What you will do:
Restate every line of the material that follows, word for word.

Start of Material provided

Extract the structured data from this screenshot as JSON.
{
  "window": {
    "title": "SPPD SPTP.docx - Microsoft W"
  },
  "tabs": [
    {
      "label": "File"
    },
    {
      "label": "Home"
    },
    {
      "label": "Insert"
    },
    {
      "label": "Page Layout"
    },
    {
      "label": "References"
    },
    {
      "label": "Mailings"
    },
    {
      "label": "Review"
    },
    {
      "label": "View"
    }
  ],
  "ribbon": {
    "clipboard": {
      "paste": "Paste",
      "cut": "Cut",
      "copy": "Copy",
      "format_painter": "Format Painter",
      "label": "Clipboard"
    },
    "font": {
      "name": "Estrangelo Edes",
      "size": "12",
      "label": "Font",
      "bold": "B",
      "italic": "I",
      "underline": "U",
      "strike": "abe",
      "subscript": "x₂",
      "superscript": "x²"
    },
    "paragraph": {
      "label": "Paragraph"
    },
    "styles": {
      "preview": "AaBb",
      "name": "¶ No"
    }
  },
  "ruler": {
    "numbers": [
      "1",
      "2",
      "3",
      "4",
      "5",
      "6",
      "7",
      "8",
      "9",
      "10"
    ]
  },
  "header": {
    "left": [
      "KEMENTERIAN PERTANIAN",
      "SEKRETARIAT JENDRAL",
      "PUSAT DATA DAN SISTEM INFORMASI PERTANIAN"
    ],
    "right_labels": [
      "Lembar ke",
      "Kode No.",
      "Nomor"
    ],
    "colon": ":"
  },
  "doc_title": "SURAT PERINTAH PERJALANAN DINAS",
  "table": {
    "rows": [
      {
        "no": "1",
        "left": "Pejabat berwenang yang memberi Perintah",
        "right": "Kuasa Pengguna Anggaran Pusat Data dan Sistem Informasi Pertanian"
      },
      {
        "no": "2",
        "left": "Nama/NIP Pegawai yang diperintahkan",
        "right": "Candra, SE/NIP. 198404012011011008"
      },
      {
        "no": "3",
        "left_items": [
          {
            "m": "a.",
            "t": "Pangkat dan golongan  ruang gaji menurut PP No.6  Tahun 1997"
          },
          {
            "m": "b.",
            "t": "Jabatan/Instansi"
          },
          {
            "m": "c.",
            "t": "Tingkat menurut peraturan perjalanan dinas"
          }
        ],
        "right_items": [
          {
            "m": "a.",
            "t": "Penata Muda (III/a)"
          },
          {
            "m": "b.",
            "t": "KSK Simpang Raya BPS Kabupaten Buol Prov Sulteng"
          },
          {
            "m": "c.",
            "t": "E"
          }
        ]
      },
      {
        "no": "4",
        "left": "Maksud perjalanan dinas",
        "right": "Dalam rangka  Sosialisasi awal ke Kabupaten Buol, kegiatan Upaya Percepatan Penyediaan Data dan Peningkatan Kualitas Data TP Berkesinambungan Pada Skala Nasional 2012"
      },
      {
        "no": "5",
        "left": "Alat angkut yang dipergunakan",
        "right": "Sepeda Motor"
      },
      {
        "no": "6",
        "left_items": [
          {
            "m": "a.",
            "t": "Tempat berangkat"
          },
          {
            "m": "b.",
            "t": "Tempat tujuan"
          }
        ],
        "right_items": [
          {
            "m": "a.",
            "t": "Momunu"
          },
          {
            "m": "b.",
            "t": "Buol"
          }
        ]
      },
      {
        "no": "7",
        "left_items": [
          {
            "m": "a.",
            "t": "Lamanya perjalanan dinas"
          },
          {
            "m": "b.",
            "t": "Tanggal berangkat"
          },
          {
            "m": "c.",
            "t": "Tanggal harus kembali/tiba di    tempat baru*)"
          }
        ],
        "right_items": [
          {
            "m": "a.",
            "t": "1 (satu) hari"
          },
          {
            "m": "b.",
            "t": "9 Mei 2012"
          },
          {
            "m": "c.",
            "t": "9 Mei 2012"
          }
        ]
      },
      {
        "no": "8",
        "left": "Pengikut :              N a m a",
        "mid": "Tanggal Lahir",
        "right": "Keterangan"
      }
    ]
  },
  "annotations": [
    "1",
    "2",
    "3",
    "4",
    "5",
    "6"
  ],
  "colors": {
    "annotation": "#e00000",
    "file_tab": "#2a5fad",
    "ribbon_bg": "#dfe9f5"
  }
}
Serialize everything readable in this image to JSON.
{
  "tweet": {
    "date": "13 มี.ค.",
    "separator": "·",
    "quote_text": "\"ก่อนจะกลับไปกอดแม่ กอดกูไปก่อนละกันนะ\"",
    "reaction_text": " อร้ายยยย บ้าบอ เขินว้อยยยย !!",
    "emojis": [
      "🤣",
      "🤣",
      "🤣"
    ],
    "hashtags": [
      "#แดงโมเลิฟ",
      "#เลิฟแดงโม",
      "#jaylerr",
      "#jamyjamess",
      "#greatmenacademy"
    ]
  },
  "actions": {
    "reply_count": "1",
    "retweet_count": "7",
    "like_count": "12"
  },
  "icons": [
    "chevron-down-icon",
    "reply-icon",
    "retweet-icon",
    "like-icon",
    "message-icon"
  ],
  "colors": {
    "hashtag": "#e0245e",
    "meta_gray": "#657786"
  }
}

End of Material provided

Solution to this task:
Extract the structured data from this screenshot as JSON.
{
  "window": {
    "title": "SPPD SPTP.docx - Microsoft W"
  },
  "tabs": [
    {
      "label": "File"
    },
    {
      "label": "Home"
    },
    {
      "label": "Insert"
    },
    {
      "label": "Page Layout"
    },
    {
      "label": "References"
    },
    {
      "label": "Mailings"
    },
    {
      "label": "Review"
    },
    {
      "label": "View"
    }
  ],
  "ribbon": {
    "clipboard": {
      "paste": "Paste",
      "cut": "Cut",
      "copy": "Copy",
      "format_painter": "Format Painter",
      "label": "Clipboard"
    },
    "font": {
      "name": "Estrangelo Edes",
      "size": "12",
      "label": "Font",
      "bold": "B",
      "italic": "I",
      "underline": "U",
      "strike": "abe",
      "subscript": "x₂",
      "superscript": "x²"
    },
    "paragraph": {
      "label": "Paragraph"
    },
    "styles": {
      "preview": "AaBb",
      "name": "¶ No"
    }
  },
  "ruler": {
    "numbers": [
      "1",
      "2",
      "3",
      "4",
      "5",
      "6",
      "7",
      "8",
      "9",
      "10"
    ]
  },
  "header": {
    "left": [
      "KEMENTERIAN PERTANIAN",
      "SEKRETARIAT JENDRAL",
      "PUSAT DATA DAN SISTEM INFORMASI PERTANIAN"
    ],
    "right_labels": [
      "Lembar ke",
      "Kode No.",
      "Nomor"
    ],
    "colon": ":"
  },
  "doc_title": "SURAT PERINTAH PERJALANAN DINAS",
  "table": {
    "rows": [
      {
        "no": "1",
        "left": "Pejabat berwenang yang memberi Perintah",
        "right": "Kuasa Pengguna Anggaran Pusat Data dan Sistem Informasi Pertanian"
      },
      {
        "no": "2",
        "left": "Nama/NIP Pegawai yang diperintahkan",
        "right": "Candra, SE/NIP. 198404012011011008"
      },
      {
        "no": "3",
        "left_items": [
          {
            "m": "a.",
            "t": "Pangkat dan golongan  ruang gaji menurut PP No.6  Tahun 1997"
          },
          {
            "m": "b.",
            "t": "Jabatan/Instansi"
          },
          {
            "m": "c.",
            "t": "Tingkat menurut peraturan perjalanan dinas"
          }
        ],
        "right_items": [
          {
            "m": "a.",
            "t": "Penata Muda (III/a)"
          },
          {
            "m": "b.",
            "t": "KSK Simpang Raya BPS Kabupaten Buol Prov Sulteng"
          },
          {
            "m": "c.",
            "t": "E"
          }
        ]
      },
      {
        "no": "4",
        "left": "Maksud perjalanan dinas",
        "right": "Dalam rangka  Sosialisasi awal ke Kabupaten Buol, kegiatan Upaya Percepatan Penyediaan Data dan Peningkatan Kualitas Data TP Berkesinambungan Pada Skala Nasional 2012"
      },
      {
        "no": "5",
        "left": "Alat angkut yang dipergunakan",
        "right": "Sepeda Motor"
      },
      {
        "no": "6",
        "left_items": [
          {
            "m": "a.",
            "t": "Tempat berangkat"
          },
          {
            "m": "b.",
            "t": "Tempat tujuan"
          }
        ],
        "right_items": [
          {
            "m": "a.",
            "t": "Momunu"
          },
          {
            "m": "b.",
            "t": "Buol"
          }
        ]
      },
      {
        "no": "7",
        "left_items": [
          {
            "m": "a.",
            "t": "Lamanya perjalanan dinas"
          },
          {
            "m": "b.",
            "t": "Tanggal berangkat"
          },
          {
            "m": "c.",
            "t": "Tanggal harus kembali/tiba di    tempat baru*)"
          }
        ],
        "right_items": [
          {
            "m": "a.",
            "t": "1 (satu) hari"
          },
          {
            "m": "b.",
            "t": "9 Mei 2012"
          },
          {
            "m": "c.",
            "t": "9 Mei 2012"
          }
        ]
      },
      {
        "no": "8",
        "left": "Pengikut :              N a m a",
        "mid": "Tanggal Lahir",
        "right": "Keterangan"
      }
    ]
  },
  "annotations": [
    "1",
    "2",
    "3",
    "4",
    "5",
    "6"
  ],
  "colors": {
    "annotation": "#e00000",
    "file_tab": "#2a5fad",
    "ribbon_bg": "#dfe9f5"
  }
}
Serialize everything readable in this image to JSON.
{
  "tweet": {
    "date": "13 มี.ค.",
    "separator": "·",
    "quote_text": "\"ก่อนจะกลับไปกอดแม่ กอดกูไปก่อนละกันนะ\"",
    "reaction_text": " อร้ายยยย บ้าบอ เขินว้อยยยย !!",
    "emojis": [
      "🤣",
      "🤣",
      "🤣"
    ],
    "hashtags": [
      "#แดงโมเลิฟ",
      "#เลิฟแดงโม",
      "#jaylerr",
      "#jamyjamess",
      "#greatmenacademy"
    ]
  },
  "actions": {
    "reply_count": "1",
    "retweet_count": "7",
    "like_count": "12"
  },
  "icons": [
    "chevron-down-icon",
    "reply-icon",
    "retweet-icon",
    "like-icon",
    "message-icon"
  ],
  "colors": {
    "hashtag": "#e0245e",
    "meta_gray": "#657786"
  }
}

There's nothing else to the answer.